◆ **Task instructions**
For every entry below, retype it exactly as it reads.
Dataset extract START
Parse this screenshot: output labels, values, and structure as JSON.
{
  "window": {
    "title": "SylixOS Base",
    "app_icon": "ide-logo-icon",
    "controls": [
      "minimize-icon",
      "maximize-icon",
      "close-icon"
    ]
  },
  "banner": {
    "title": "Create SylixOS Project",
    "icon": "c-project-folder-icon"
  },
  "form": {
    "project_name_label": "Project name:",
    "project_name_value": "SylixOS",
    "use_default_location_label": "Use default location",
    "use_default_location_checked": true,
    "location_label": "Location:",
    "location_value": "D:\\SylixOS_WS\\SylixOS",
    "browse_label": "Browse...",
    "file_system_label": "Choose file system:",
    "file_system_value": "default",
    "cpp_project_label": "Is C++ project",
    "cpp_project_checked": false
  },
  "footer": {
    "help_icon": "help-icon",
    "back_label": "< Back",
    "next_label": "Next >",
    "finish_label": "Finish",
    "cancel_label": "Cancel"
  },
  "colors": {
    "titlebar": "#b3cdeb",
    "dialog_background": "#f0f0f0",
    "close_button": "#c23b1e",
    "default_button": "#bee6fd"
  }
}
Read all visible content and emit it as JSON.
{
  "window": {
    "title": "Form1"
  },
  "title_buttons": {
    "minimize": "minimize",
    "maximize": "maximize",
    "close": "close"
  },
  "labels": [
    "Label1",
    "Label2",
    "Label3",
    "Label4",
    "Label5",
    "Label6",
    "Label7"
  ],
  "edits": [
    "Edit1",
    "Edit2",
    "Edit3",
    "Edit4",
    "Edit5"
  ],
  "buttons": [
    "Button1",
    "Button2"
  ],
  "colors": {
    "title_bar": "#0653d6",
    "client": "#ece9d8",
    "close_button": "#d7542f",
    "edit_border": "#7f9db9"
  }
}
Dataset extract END
◆ **Task response**
Parse this screenshot: output labels, values, and structure as JSON.
{
  "window": {
    "title": "SylixOS Base",
    "app_icon": "ide-logo-icon",
    "controls": [
      "minimize-icon",
      "maximize-icon",
      "close-icon"
    ]
  },
  "banner": {
    "title": "Create SylixOS Project",
    "icon": "c-project-folder-icon"
  },
  "form": {
    "project_name_label": "Project name:",
    "project_name_value": "SylixOS",
    "use_default_location_label": "Use default location",
    "use_default_location_checked": true,
    "location_label": "Location:",
    "location_value": "D:\\SylixOS_WS\\SylixOS",
    "browse_label": "Browse...",
    "file_system_label": "Choose file system:",
    "file_system_value": "default",
    "cpp_project_label": "Is C++ project",
    "cpp_project_checked": false
  },
  "footer": {
    "help_icon": "help-icon",
    "back_label": "< Back",
    "next_label": "Next >",
    "finish_label": "Finish",
    "cancel_label": "Cancel"
  },
  "colors": {
    "titlebar": "#b3cdeb",
    "dialog_background": "#f0f0f0",
    "close_button": "#c23b1e",
    "default_button": "#bee6fd"
  }
}
Read all visible content and emit it as JSON.
{
  "window": {
    "title": "Form1"
  },
  "title_buttons": {
    "minimize": "minimize",
    "maximize": "maximize",
    "close": "close"
  },
  "labels": [
    "Label1",
    "Label2",
    "Label3",
    "Label4",
    "Label5",
    "Label6",
    "Label7"
  ],
  "edits": [
    "Edit1",
    "Edit2",
    "Edit3",
    "Edit4",
    "Edit5"
  ],
  "buttons": [
    "Button1",
    "Button2"
  ],
  "colors": {
    "title_bar": "#0653d6",
    "client": "#ece9d8",
    "close_button": "#d7542f",
    "edit_border": "#7f9db9"
  }
}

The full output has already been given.